Antisemitic incidents in Australia have reached record levels, although the number of physical assaults on Jews have dropped, according to an annual report.
Jeremy Jones, who has been collating data on antisemitic incidents in the country since 1989, told the annual conference of the Executive Council of Australian Jewry (ECAJ) on Sunday that an unprecedented 962 reports of anti-Jewish violence, vandalism, harassment and intimidation were received by Australian Jewish organisations between October 1, 2008 and September 30, 2009.
His 144-page report reveals that the latest technology was being employed to “spread ancient hatred” and that “rhetorical red lines” had been crossed, especially by the political left, which had engaged in comparisons of Jews and Israelis to Nazis.
But Mr Jones, a former president of the ECAJ and the director of community and international affairs for the Australia/Israel & Jewish Affairs Council, stressed it was not all doom and gloom.
“It is important to emphasise that my research over 20 years indicates Australians are fundamentally tolerant and opposed to discrimination, vilification or harassment of Jews and other segments of the population, but that a relatively small number of fanatic and offensive individuals are increasingly active in trying to diminish the quality of life of Jewish Australians.”
He said the latest 12-month period saw the “highest ever tally of reports of anti-Jewish violence, vandalism, harassment and intimidation, at a rate more than twice the annual average, mainly due to new peaks in abuse and harassment in public streets and via email”.
The Israeli army’s operation in Gaza last January sparked “unprecedented levels” of anti-Jewish emails and public abuse, but there was a “marked decrease” in reports of physical violence against Jewish individuals and property over the last 12 months, Mr Jones said.
He added that the Australian public’s reaction to the extradition request by Hungary for alleged Nazi war criminal Charles Zentai — accused of beating an 18-year-old to death for not wearing a yellow star — and the Federal Court contempt hearing for Holocaust denier Fredrick Toben had been “passionate without being racially abusive”.

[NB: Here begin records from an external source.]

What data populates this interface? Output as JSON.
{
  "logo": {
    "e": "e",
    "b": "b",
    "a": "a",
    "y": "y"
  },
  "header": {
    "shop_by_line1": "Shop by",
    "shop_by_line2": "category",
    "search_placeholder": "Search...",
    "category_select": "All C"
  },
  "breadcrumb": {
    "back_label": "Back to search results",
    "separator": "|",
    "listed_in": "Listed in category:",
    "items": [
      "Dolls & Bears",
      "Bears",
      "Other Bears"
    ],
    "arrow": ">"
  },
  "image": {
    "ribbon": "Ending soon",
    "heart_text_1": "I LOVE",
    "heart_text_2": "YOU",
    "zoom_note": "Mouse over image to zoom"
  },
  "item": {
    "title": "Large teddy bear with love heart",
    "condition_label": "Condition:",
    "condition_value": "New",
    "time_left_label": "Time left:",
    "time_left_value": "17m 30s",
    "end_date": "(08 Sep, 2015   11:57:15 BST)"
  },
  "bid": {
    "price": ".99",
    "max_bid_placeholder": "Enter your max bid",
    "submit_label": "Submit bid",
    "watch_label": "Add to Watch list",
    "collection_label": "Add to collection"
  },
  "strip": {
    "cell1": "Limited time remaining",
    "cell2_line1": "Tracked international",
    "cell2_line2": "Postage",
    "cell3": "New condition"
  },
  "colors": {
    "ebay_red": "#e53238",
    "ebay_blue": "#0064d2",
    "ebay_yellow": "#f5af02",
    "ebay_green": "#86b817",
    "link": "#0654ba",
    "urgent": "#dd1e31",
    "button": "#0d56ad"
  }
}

Telephone threats, hate mail and graffiti were also at “below average rates”.